Carbon offsetting

I’m off to Nice on vacation for two weeks, starting tomorrow — back on May 25th. See ya then!

In the meantime, and appropriately enough given that jet fuel I’ll be consuming, here’s some interesting stuff from my mate Eoin on carbon offsetting…

‘It’s a fecking minefield to figure out. There are many conflicting standards, some of which sound impressive but are useless in reality.

Steer clear of tree planting, especially outside Europe; even a well-run forestry in Europe will take decades to make any difference.

The best quality-mark appears to be the CDM Gold Standard. The Gold Standard is a recent introduction, a response to the weak, conflicting Kyoto standards and many ad hoc government ones. Gold Standard specifically excludes tree plantatations.

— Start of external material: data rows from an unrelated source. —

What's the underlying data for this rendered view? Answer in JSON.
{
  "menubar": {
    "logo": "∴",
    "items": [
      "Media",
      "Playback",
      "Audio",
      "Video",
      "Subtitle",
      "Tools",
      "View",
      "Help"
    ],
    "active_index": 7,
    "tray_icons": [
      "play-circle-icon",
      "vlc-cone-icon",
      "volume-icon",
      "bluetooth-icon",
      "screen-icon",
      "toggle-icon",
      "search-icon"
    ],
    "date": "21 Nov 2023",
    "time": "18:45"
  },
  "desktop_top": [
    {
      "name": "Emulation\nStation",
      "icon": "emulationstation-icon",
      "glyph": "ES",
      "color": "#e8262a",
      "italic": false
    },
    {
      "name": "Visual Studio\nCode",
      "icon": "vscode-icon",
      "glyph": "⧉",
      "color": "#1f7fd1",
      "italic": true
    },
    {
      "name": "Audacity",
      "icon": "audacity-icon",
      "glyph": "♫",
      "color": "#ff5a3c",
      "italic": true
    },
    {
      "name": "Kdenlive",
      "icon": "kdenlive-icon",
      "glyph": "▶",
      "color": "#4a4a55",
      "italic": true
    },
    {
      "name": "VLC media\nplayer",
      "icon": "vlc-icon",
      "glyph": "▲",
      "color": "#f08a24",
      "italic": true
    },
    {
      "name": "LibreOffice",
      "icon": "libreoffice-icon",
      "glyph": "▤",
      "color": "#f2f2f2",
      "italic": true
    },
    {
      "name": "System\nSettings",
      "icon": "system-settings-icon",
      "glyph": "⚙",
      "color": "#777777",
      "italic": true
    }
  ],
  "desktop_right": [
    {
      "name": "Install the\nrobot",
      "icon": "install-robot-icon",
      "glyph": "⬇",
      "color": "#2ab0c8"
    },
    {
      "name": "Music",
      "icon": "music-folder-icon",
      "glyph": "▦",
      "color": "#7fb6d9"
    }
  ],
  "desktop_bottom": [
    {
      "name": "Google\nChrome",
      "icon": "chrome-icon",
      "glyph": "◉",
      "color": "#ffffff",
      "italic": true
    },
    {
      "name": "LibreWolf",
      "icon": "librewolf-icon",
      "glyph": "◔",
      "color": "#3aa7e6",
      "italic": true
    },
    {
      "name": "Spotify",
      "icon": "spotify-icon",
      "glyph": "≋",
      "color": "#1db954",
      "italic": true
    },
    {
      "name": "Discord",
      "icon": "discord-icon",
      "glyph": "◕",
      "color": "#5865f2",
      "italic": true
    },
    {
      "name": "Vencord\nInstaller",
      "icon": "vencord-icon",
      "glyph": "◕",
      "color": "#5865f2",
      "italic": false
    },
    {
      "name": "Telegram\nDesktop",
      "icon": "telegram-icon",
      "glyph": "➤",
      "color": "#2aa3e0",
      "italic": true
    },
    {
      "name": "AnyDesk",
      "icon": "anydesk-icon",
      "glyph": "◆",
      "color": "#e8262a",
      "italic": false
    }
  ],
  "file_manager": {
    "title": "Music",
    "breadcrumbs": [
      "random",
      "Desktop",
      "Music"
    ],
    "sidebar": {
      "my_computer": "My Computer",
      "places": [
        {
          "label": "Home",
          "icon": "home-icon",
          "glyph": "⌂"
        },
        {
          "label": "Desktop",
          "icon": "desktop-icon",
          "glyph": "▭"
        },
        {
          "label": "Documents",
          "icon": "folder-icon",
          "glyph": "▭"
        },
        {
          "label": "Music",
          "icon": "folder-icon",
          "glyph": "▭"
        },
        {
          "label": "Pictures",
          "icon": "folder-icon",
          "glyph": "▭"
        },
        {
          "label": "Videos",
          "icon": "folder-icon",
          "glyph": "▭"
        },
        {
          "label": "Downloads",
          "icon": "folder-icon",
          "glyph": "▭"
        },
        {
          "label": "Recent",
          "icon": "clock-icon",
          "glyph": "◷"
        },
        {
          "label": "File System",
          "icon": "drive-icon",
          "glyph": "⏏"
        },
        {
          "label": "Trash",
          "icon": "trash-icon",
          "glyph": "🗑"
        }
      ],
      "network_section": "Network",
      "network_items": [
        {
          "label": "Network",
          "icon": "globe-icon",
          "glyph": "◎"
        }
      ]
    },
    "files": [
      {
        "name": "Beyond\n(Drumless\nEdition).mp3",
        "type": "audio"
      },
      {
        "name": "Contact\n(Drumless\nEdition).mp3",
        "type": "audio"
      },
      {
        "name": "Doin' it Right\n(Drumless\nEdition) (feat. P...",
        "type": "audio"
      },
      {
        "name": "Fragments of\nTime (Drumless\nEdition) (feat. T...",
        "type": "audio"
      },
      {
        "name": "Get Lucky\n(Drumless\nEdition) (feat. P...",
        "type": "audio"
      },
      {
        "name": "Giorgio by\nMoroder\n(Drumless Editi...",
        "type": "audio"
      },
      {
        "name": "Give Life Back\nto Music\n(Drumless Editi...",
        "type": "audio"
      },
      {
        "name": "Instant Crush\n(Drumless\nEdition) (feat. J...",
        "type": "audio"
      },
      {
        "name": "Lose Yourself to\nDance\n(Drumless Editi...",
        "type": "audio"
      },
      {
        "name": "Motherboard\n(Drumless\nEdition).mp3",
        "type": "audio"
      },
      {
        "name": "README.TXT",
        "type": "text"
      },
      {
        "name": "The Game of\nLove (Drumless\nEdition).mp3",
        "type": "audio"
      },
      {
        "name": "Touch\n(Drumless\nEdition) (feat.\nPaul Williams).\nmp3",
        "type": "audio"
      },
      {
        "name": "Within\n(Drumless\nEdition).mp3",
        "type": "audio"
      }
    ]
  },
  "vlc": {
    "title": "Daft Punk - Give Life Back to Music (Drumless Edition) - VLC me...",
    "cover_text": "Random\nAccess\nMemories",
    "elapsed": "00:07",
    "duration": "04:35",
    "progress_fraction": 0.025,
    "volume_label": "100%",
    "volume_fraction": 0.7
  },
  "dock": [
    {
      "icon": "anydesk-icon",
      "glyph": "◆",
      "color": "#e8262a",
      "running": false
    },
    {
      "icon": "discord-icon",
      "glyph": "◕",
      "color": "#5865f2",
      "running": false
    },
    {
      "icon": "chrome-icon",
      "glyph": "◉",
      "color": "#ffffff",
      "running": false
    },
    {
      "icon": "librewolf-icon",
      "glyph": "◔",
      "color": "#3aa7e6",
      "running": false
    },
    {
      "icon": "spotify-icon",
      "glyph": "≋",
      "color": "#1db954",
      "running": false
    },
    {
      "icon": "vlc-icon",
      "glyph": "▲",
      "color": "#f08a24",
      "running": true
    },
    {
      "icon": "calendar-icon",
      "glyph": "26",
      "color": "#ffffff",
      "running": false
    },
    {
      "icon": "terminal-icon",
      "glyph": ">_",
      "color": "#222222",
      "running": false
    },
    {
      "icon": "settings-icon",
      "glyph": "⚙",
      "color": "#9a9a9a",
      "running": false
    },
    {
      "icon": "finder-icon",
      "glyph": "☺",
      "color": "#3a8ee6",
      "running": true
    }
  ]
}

The following operators are the only ones I found that are Gold Standarded and also pass the bullshit smell test (which is far more stringent ;-) thanks to all who supplied links etc. — eoin

  • My Climate — Seem good. run out of Switzerland. Professional vibe. Mainly projects in the developing world.
  • Atmosfair — like the swiss one except smaller and German. Again, seems professional, their projects page in particular reads well. Doing a German schools project as well as developing world ones.
  • Climate Friendly — Aussies. Mainly wind power, in Oz & NZ. Again seem good, have been around for a few years. Website is decent if a bit all over the place.
  • Sustainable Travel International — more an eco-holidays travel agent than offsetting per se. Useful bookmark.
  • — These guys seem good. Interesting business model. They buy high quality carbon credits, from mainly Gold Standard providers, and retire these credits. Permanent retirement, I think, though this wasn’t 100% clear on their site. So they both support the providers directly by doing business with them, and also jack up the market price by reducing supply. This supply choke isn’t something that the rest of them do, at first glance anyway. Clever idea. As the market price gets higher it will put pressure on companies to reduce their emissions, not just buy their way out of it.’

Now it’s worth noting that this is the state of play as of May 2007; it’ll definitely change pretty quickly as time goes on. Good info, though.